Exercise brief
The expected output is a copy of every line in the records with the string "SUMMON".

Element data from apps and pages
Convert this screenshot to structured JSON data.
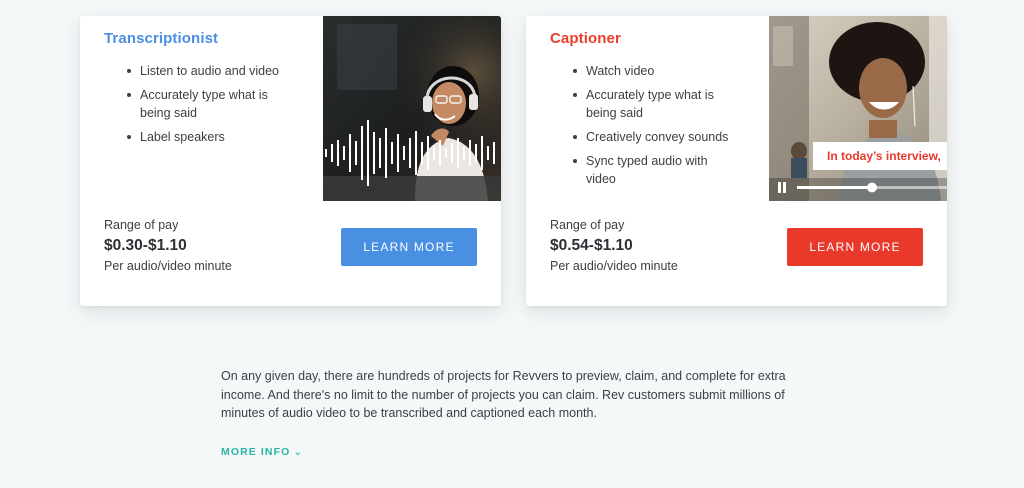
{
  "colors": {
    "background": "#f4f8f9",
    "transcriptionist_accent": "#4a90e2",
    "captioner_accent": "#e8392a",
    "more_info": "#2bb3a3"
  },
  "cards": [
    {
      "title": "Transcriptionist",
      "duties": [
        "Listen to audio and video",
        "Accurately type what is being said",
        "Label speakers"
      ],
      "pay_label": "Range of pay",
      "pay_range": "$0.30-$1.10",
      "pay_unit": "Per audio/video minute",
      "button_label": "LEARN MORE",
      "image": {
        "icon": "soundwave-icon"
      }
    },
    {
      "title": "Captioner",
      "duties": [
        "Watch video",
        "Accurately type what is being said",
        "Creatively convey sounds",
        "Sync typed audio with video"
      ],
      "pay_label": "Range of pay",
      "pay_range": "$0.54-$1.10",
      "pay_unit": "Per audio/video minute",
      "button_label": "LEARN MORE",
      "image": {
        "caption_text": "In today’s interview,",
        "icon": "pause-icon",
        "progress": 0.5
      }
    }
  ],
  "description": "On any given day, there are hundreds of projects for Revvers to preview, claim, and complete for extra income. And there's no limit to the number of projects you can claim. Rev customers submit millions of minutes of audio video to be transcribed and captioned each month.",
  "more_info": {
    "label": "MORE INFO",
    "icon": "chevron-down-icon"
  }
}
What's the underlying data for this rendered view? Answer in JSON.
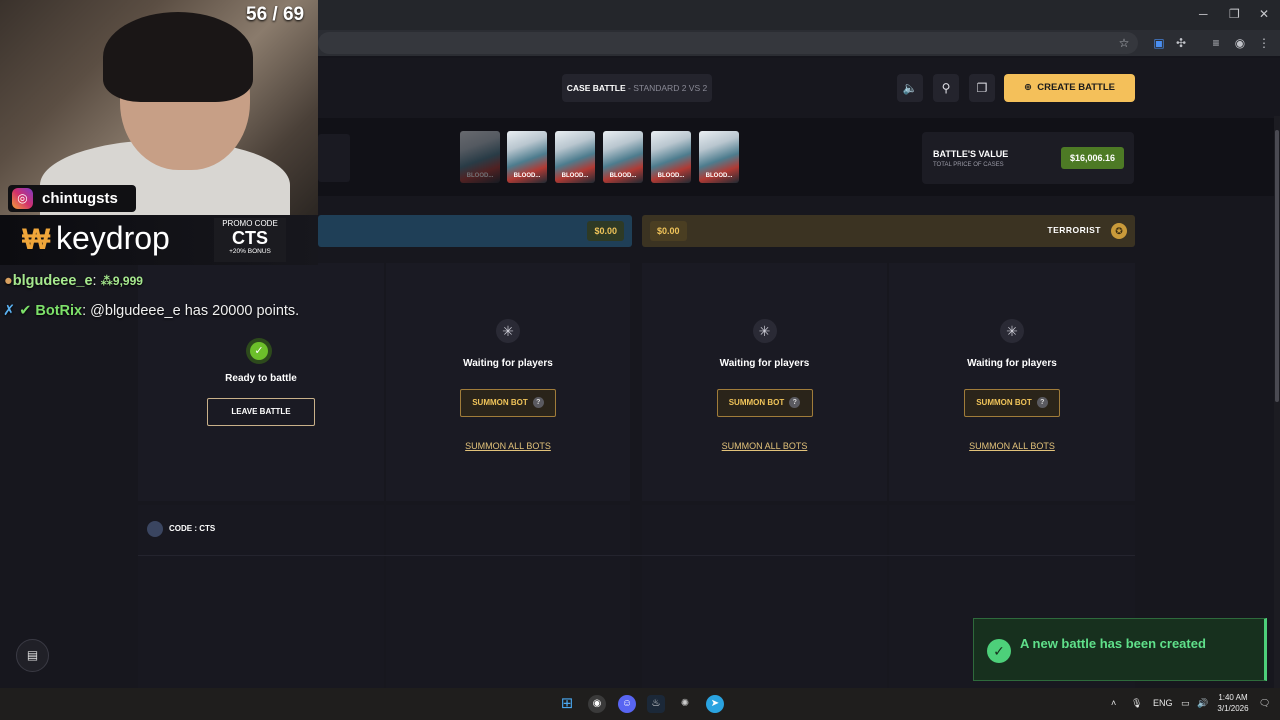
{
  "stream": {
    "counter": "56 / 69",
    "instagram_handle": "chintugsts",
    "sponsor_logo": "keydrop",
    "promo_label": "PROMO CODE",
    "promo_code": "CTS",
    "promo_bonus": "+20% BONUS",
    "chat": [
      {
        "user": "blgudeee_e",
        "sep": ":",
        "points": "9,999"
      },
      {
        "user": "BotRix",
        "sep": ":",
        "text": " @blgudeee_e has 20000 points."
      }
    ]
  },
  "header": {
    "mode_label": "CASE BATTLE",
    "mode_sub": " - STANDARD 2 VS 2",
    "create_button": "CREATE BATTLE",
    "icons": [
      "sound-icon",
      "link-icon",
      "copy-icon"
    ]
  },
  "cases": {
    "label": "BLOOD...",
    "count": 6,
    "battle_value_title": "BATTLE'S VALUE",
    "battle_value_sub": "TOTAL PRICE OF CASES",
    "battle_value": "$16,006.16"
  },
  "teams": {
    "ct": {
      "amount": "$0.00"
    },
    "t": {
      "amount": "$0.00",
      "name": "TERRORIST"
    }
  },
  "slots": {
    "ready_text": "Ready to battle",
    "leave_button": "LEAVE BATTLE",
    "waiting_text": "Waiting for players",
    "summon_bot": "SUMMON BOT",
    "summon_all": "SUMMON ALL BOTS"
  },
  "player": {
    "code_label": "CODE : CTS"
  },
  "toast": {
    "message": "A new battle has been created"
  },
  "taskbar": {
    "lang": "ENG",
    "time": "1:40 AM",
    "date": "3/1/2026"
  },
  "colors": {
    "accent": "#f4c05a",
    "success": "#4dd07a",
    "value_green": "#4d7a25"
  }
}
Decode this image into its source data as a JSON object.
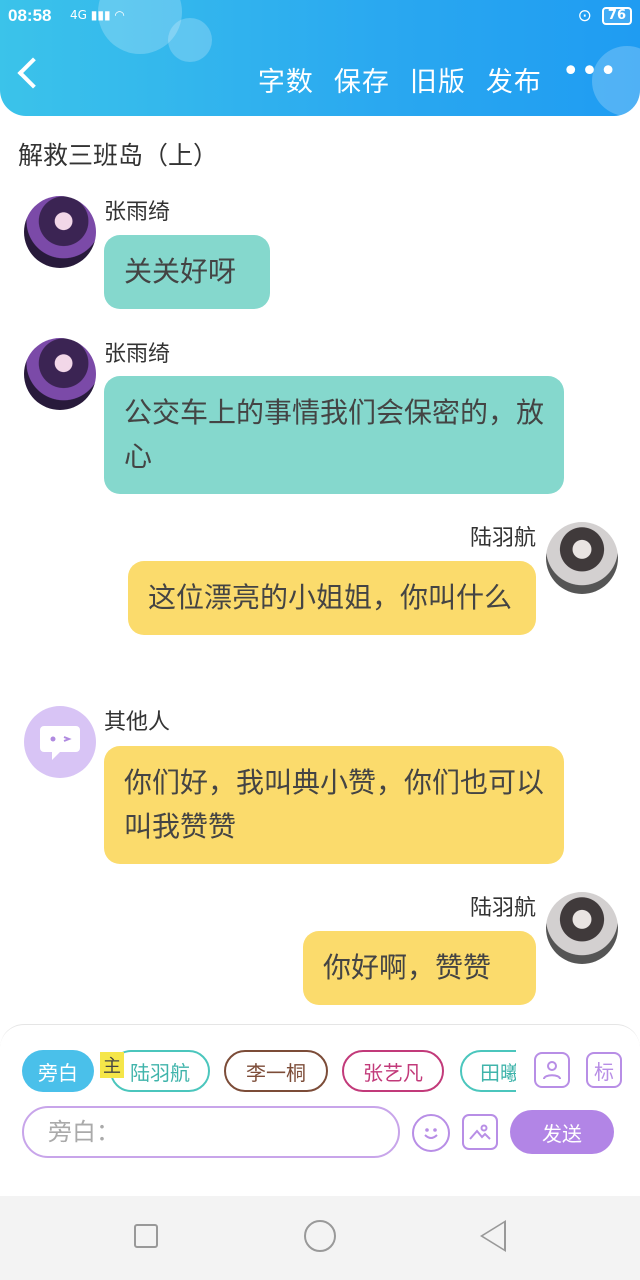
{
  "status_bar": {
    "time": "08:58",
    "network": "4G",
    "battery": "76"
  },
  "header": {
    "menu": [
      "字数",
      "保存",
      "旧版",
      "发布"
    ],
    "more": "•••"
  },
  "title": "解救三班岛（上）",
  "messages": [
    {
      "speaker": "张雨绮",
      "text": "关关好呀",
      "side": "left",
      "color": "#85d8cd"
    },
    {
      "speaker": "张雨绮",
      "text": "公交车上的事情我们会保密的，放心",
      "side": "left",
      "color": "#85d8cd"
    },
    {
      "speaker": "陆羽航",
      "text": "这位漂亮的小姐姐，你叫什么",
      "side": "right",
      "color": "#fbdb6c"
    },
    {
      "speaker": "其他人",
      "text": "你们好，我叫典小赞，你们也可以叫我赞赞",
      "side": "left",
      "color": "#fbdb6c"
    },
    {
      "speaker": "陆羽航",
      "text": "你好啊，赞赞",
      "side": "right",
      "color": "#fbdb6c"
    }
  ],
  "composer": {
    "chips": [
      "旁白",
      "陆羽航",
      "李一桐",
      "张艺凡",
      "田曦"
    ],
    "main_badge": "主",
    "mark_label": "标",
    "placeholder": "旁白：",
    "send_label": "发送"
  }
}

Result for this task
    "summon_bot": "SUMMON BOT",
    "summon_all": "SUMMON ALL BOTS"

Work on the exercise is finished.